Trust me on this one, unless asked, nobody in the Mets’ clubhouse is talking about the Yankees.
“I’d rather not play them,’’ Mets manager Willie Randolph said. “To me, interleague play has run its course.’’
Players and managers from both teams this week, of course, will say it’s great for the fans, but aren’t many of those fans ones with corporate connections? They say those things because they think that’s what you want to hear.
Truth it, Randolph is right. Interleague play has run its course. Actually, it never should have had a course.
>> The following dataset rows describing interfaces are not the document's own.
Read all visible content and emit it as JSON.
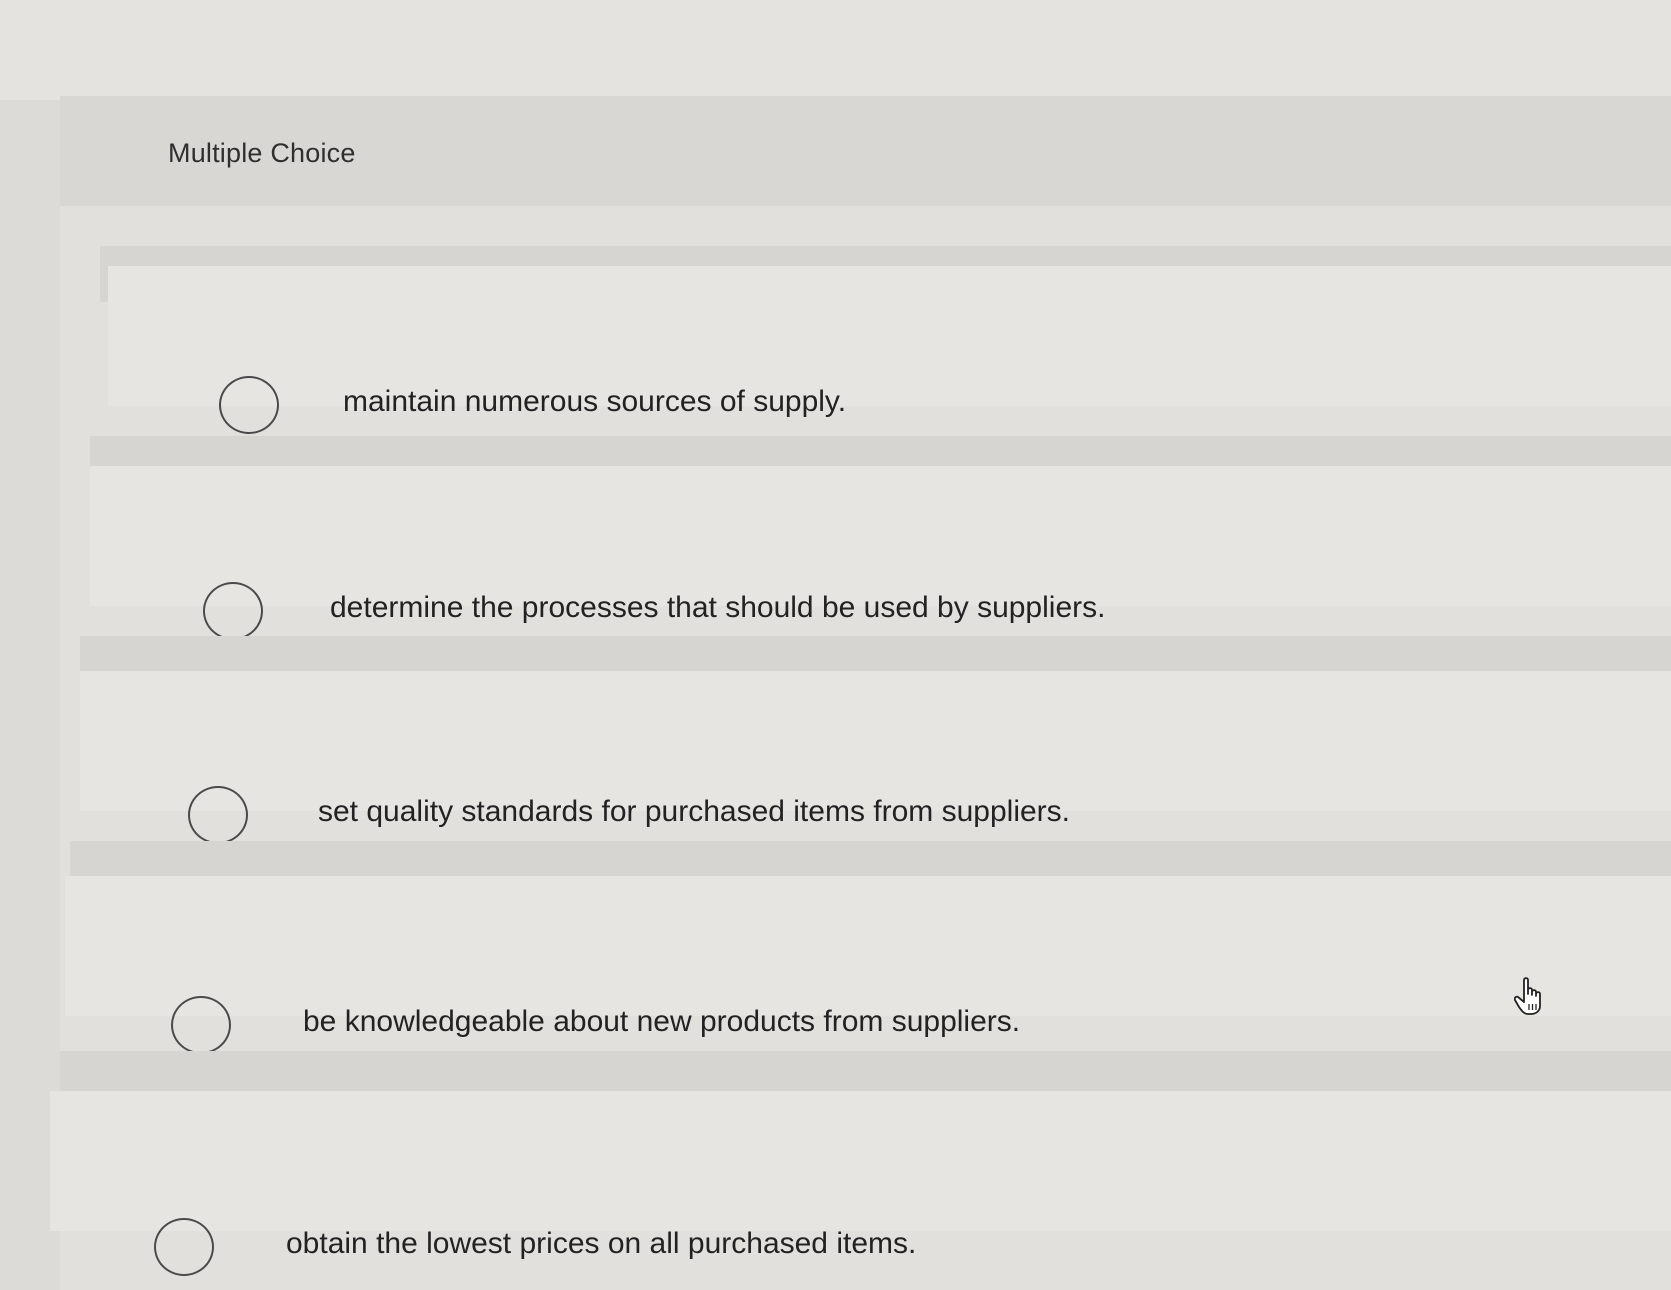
{
  "question": {
    "type_label": "Multiple Choice"
  },
  "choices": [
    {
      "label": "maintain numerous sources of supply."
    },
    {
      "label": "determine the processes that should be used by suppliers."
    },
    {
      "label": "set quality standards for purchased items from suppliers."
    },
    {
      "label": "be knowledgeable about new products from suppliers."
    },
    {
      "label": "obtain the lowest prices on all purchased items."
    }
  ],
  "icons": {
    "cursor": "pointer-hand-icon"
  },
  "colors": {
    "background": "#dcdbd8",
    "card": "#e1e0dd",
    "text": "#222222",
    "radio_border": "#4a4a4a"
  }
}
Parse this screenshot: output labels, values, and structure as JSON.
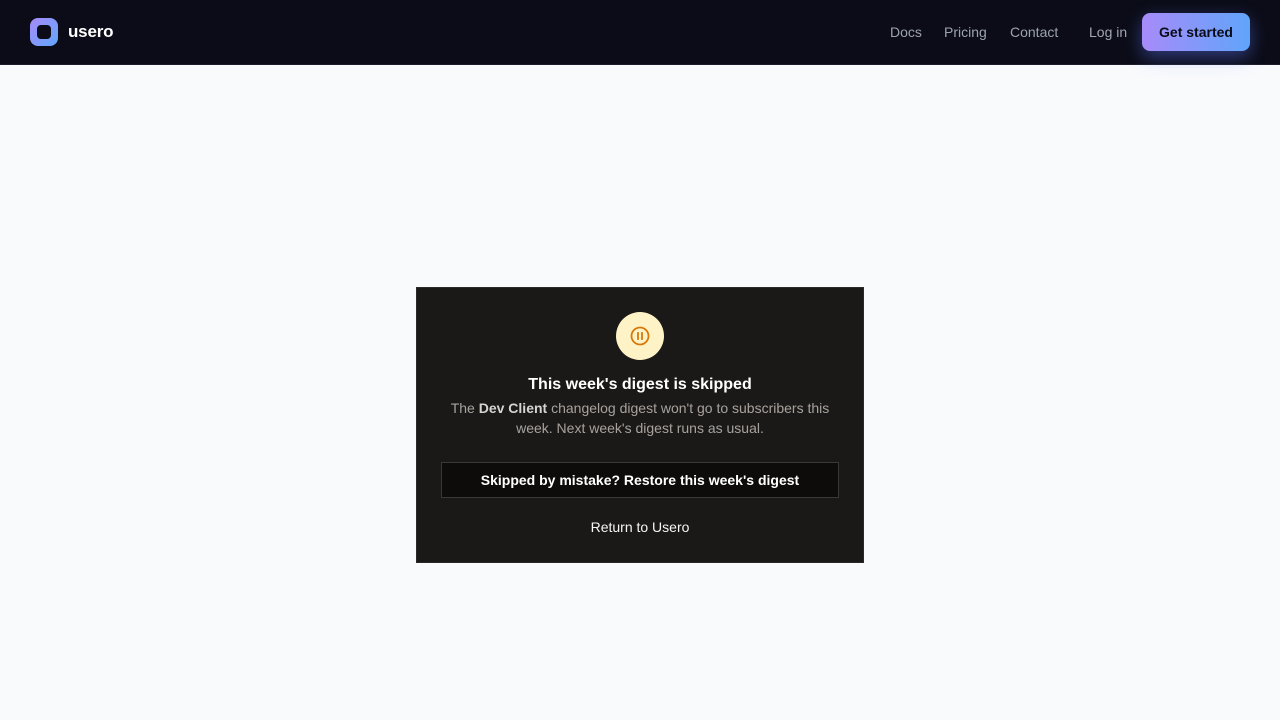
{
  "header": {
    "brand_name": "usero",
    "nav": {
      "docs": "Docs",
      "pricing": "Pricing",
      "contact": "Contact"
    },
    "login_label": "Log in",
    "cta_label": "Get started"
  },
  "card": {
    "icon": "pause-circle-icon",
    "title": "This week's digest is skipped",
    "body_prefix": "The",
    "project_name": "Dev Client",
    "body_suffix": "changelog digest won't go to subscribers this week. Next week's digest runs as usual.",
    "restore_label": "Skipped by mistake? Restore this week's digest",
    "return_label": "Return to Usero"
  },
  "colors": {
    "accent_gradient_start": "#a78bfa",
    "accent_gradient_end": "#60a5fa",
    "warning_icon": "#d97706",
    "warning_icon_bg": "#fef3c7"
  }
}
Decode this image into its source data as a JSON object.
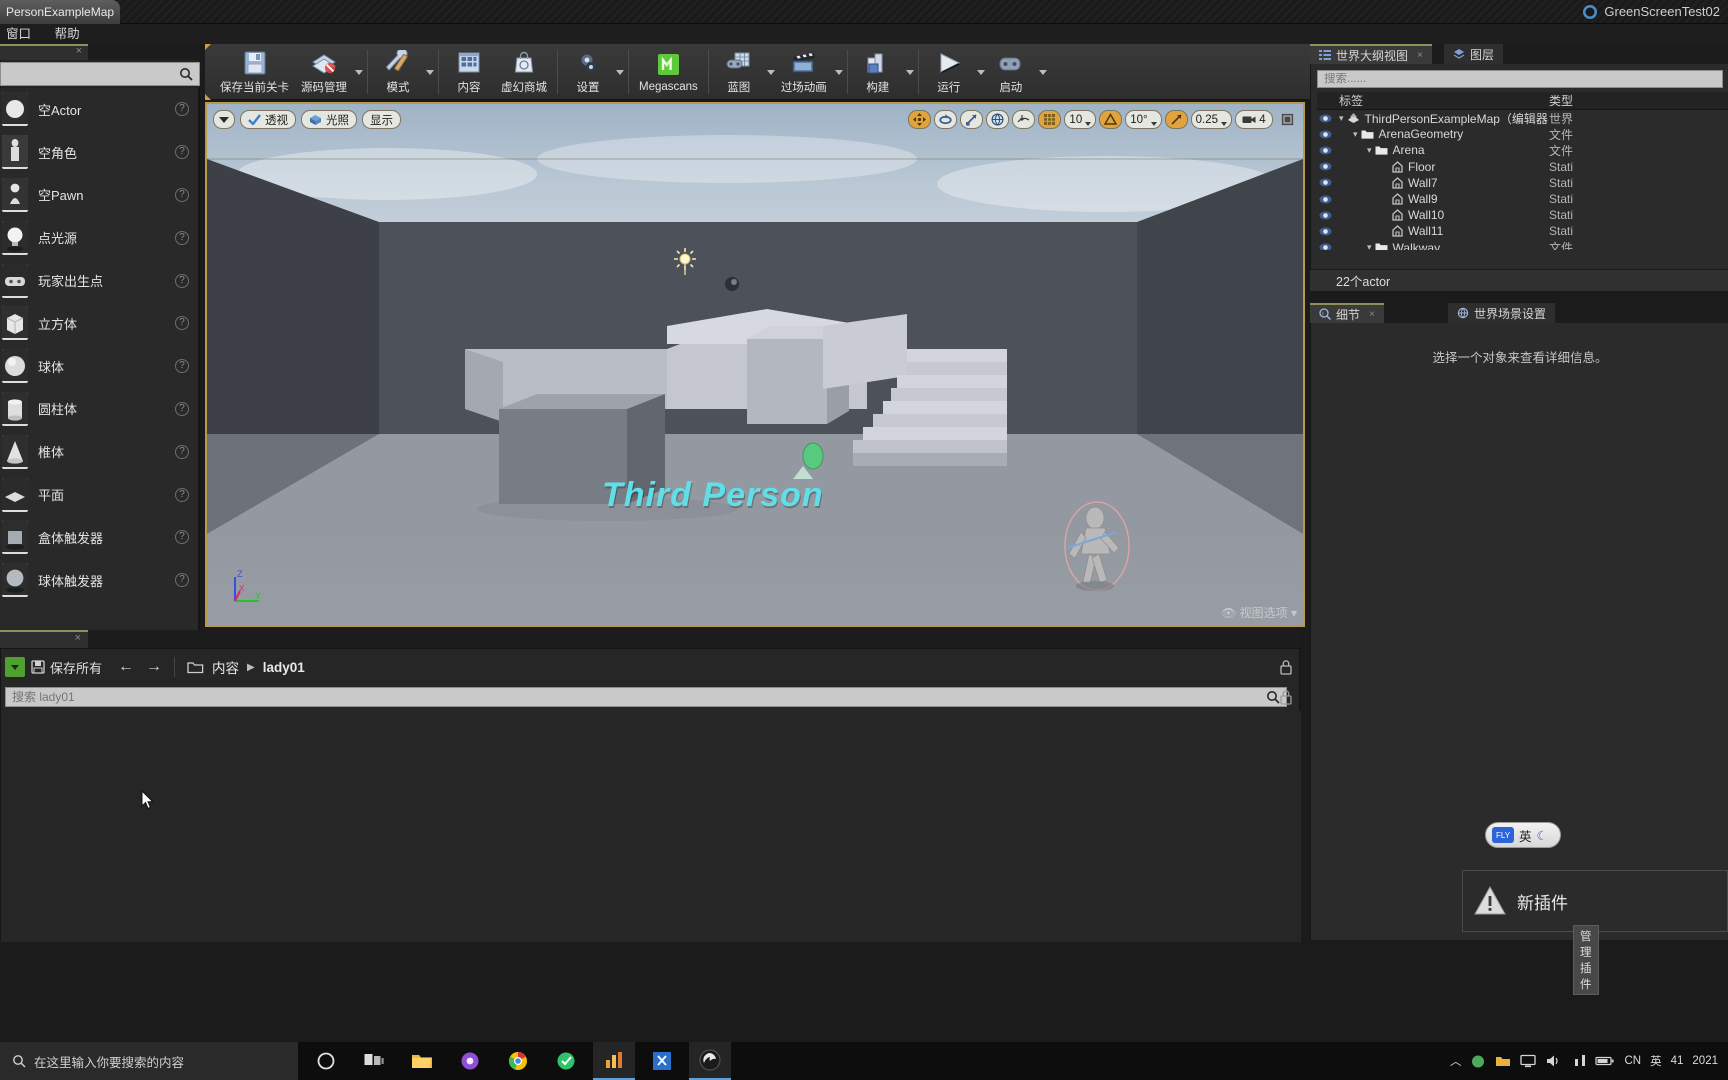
{
  "titlebar": {
    "tab_label": "PersonExampleMap",
    "right_title": "GreenScreenTest02",
    "ue_icon": "unreal-icon"
  },
  "menubar": {
    "items": [
      {
        "label": "窗口"
      },
      {
        "label": "帮助"
      }
    ]
  },
  "toolbar": {
    "items": [
      {
        "label": "保存当前关卡",
        "icon": "save-icon",
        "caret": false
      },
      {
        "label": "源码管理",
        "icon": "source-control-icon",
        "caret": true
      },
      {
        "label": "模式",
        "icon": "modes-wrench-icon",
        "caret": true
      },
      {
        "label": "内容",
        "icon": "content-grid-icon",
        "caret": false
      },
      {
        "label": "虚幻商城",
        "icon": "marketplace-bag-icon",
        "caret": false
      },
      {
        "label": "设置",
        "icon": "settings-gears-icon",
        "caret": true
      },
      {
        "label": "Megascans",
        "icon": "megascans-icon",
        "caret": false
      },
      {
        "label": "蓝图",
        "icon": "blueprint-icon",
        "caret": true
      },
      {
        "label": "过场动画",
        "icon": "cinematics-clapper-icon",
        "caret": true
      },
      {
        "label": "构建",
        "icon": "build-icon",
        "caret": true
      },
      {
        "label": "运行",
        "icon": "play-icon",
        "caret": true
      },
      {
        "label": "启动",
        "icon": "launch-icon",
        "caret": true
      }
    ]
  },
  "place_actors": {
    "tab_close": "×",
    "search_placeholder": "",
    "search_icon": "search-icon",
    "items": [
      {
        "label": "空Actor",
        "icon": "empty-actor-icon"
      },
      {
        "label": "空角色",
        "icon": "empty-character-icon"
      },
      {
        "label": "空Pawn",
        "icon": "empty-pawn-icon"
      },
      {
        "label": "点光源",
        "icon": "point-light-icon"
      },
      {
        "label": "玩家出生点",
        "icon": "player-start-icon"
      },
      {
        "label": "立方体",
        "icon": "cube-icon"
      },
      {
        "label": "球体",
        "icon": "sphere-icon"
      },
      {
        "label": "圆柱体",
        "icon": "cylinder-icon"
      },
      {
        "label": "椎体",
        "icon": "cone-icon"
      },
      {
        "label": "平面",
        "icon": "plane-icon"
      },
      {
        "label": "盒体触发器",
        "icon": "box-trigger-icon"
      },
      {
        "label": "球体触发器",
        "icon": "sphere-trigger-icon"
      }
    ],
    "help_glyph": "?"
  },
  "viewport": {
    "left_buttons": [
      {
        "label": "",
        "icon": "viewport-menu-caret-icon"
      },
      {
        "label": "透视",
        "icon": "perspective-icon"
      },
      {
        "label": "光照",
        "icon": "lit-icon"
      },
      {
        "label": "显示",
        "icon": "show-menu-icon"
      }
    ],
    "right_buttons": [
      {
        "label": "",
        "icon": "translate-mode-icon",
        "active": true
      },
      {
        "label": "",
        "icon": "rotate-mode-icon",
        "active": false
      },
      {
        "label": "",
        "icon": "scale-mode-icon",
        "active": false
      },
      {
        "label": "",
        "icon": "world-coords-icon",
        "active": false
      },
      {
        "label": "",
        "icon": "surface-snap-icon",
        "active": false
      },
      {
        "label": "",
        "icon": "grid-snap-icon",
        "active": true
      },
      {
        "label": "10",
        "icon": "grid-size-value",
        "active": false
      },
      {
        "label": "",
        "icon": "angle-snap-icon",
        "active": true
      },
      {
        "label": "10°",
        "icon": "angle-size-value",
        "active": false
      },
      {
        "label": "",
        "icon": "scale-snap-icon",
        "active": true
      },
      {
        "label": "0.25",
        "icon": "scale-size-value",
        "active": false
      },
      {
        "label": "4",
        "icon": "camera-speed-icon",
        "active": false
      },
      {
        "label": "",
        "icon": "maximize-viewport-icon",
        "active": false
      }
    ],
    "scene_title": "Third Person",
    "view_options": "视图选项",
    "gizmo_axes": [
      "Z",
      "Y",
      "X"
    ]
  },
  "content_browser": {
    "tab_close": "×",
    "save_all_label": "保存所有",
    "save_all_icon": "save-all-icon",
    "green_caret_icon": "add-new-caret-icon",
    "back_icon": "back-arrow-icon",
    "forward_icon": "forward-arrow-icon",
    "folder_icon": "folder-icon",
    "breadcrumb": [
      "内容",
      "lady01"
    ],
    "breadcrumb_sep": "▶",
    "search_placeholder": "搜索 lady01",
    "search_icon": "search-icon",
    "lock_icon": "lock-icon"
  },
  "right_panels": {
    "tabs": [
      {
        "label": "世界大纲视图",
        "icon": "outliner-icon",
        "selected": true
      },
      {
        "label": "图层",
        "icon": "layers-icon",
        "selected": false
      }
    ],
    "outliner": {
      "search_placeholder": "搜索......",
      "columns": [
        "标签",
        "类型"
      ],
      "rows": [
        {
          "name": "ThirdPersonExampleMap（编辑器",
          "type": "世界",
          "depth": 0,
          "icon": "level-icon",
          "expander": "▾"
        },
        {
          "name": "ArenaGeometry",
          "type": "文件",
          "depth": 1,
          "icon": "folder-icon",
          "expander": "▾"
        },
        {
          "name": "Arena",
          "type": "文件",
          "depth": 2,
          "icon": "folder-icon",
          "expander": "▾"
        },
        {
          "name": "Floor",
          "type": "Stati",
          "depth": 3,
          "icon": "actor-icon",
          "expander": ""
        },
        {
          "name": "Wall7",
          "type": "Stati",
          "depth": 3,
          "icon": "actor-icon",
          "expander": ""
        },
        {
          "name": "Wall9",
          "type": "Stati",
          "depth": 3,
          "icon": "actor-icon",
          "expander": ""
        },
        {
          "name": "Wall10",
          "type": "Stati",
          "depth": 3,
          "icon": "actor-icon",
          "expander": ""
        },
        {
          "name": "Wall11",
          "type": "Stati",
          "depth": 3,
          "icon": "actor-icon",
          "expander": ""
        },
        {
          "name": "Walkway",
          "type": "文件",
          "depth": 2,
          "icon": "folder-icon",
          "expander": "▾"
        }
      ],
      "eye_icon": "visibility-eye-icon",
      "footer": "22个actor"
    },
    "details": {
      "tabs": [
        {
          "label": "细节",
          "icon": "details-icon",
          "selected": true
        },
        {
          "label": "世界场景设置",
          "icon": "world-settings-icon",
          "selected": false
        }
      ],
      "empty_message": "选择一个对象来查看详细信息。"
    }
  },
  "ime": {
    "label": "英",
    "logo": "fly-ime-logo",
    "moon_icon": "moon-icon"
  },
  "plugin_toast": {
    "title": "新插件",
    "button": "管理插件",
    "icon": "warning-triangle-icon"
  },
  "taskbar": {
    "search_placeholder": "在这里输入你要搜索的内容",
    "search_icon": "windows-search-icon",
    "start_icon": "windows-start-icon",
    "items": [
      {
        "icon": "cortana-circle-icon",
        "active": false
      },
      {
        "icon": "task-view-icon",
        "active": false
      },
      {
        "icon": "file-explorer-icon",
        "active": false
      },
      {
        "icon": "media-app-icon",
        "active": false
      },
      {
        "icon": "chrome-icon",
        "active": false
      },
      {
        "icon": "green-app-icon",
        "active": false
      },
      {
        "icon": "orange-chart-app-icon",
        "active": true
      },
      {
        "icon": "vs-app-icon",
        "active": false
      },
      {
        "icon": "unreal-engine-icon",
        "active": true
      }
    ],
    "tray": {
      "chevron_icon": "chevron-up-icon",
      "icons": [
        "tray-app-icon",
        "tray-folder-icon",
        "tray-monitor-icon",
        "volume-icon",
        "network-icon",
        "battery-icon"
      ],
      "lang": "CN",
      "lang2": "英",
      "count": "41",
      "clock_line1": "2021"
    }
  }
}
Most players hate it, and believe the Subway Series is more trouble than its worth.
Major League Baseball will point to sellouts this weekend at Shea and later at Yankee Stadium, and mention the Cubs and White Sox. But, truth is, outside those four teams and maybe the ones in LA, it’s not that big a deal.
More than half the teams don’t have what you’d call a natural rival.
Even so, Major League Baseball will come out with all sorts of attendance figures this weekend, but it is bogus. Some teams, with their taxpayer-built stadiums, sell out anyway, so how can you differentiate between an interleague sellout and a regular one?
And, when you’re hearing these attendance numbers don’t forget the weather is getting better and we’re talking the weekend, when kids aren’t in school. When we talk crowds for Reds and Royals in the middle of the week in April, I’ll listen.
Until then, you can make the figures read anything you want.
Let’s put it this way. If interleague play were anything but a gimmick, then why not have it all the time? If the public were really interested in seeing teams from the other league, then why don’t they schedule it that way all the time?
The supposed argument for interleague play is it provides a gate spike for the bottom feeders, teams like Kansas City, Pittsburgh, Tampa Bay and Florida.
Just wondering, but how did the Yankees and Red Sox playing in Montreal help the Expos?
Personally, I’d rather see them bag interleague and go with a balanced schedule, where every team plays every other team the same number of times. That is a true, fair schedule.
They way it worked for over 100 years before baseball started this nonsense.
And, it will always be nonsense.